╭─ SOURCE INFORMATION

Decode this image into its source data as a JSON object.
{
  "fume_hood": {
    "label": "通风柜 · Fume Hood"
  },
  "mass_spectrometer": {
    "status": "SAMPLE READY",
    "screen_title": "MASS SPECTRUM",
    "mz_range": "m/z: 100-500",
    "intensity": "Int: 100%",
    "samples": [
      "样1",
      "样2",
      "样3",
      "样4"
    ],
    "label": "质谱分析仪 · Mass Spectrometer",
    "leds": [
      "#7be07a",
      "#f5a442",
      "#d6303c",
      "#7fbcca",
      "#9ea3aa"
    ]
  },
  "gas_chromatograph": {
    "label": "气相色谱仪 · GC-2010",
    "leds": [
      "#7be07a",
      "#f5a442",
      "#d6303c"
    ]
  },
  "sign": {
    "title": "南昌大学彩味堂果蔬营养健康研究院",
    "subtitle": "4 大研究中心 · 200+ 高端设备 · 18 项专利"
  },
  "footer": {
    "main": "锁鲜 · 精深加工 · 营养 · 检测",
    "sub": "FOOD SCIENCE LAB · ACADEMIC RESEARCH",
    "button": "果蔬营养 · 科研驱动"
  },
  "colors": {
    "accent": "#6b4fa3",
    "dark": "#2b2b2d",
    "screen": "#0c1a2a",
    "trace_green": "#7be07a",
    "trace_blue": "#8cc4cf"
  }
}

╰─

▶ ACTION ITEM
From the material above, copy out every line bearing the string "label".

▶ THE ANSWER
    "label": "通风柜 · Fume Hood"
    "label": "质谱分析仪 · Mass Spectrometer",
    "label": "气相色谱仪 · GC-2010",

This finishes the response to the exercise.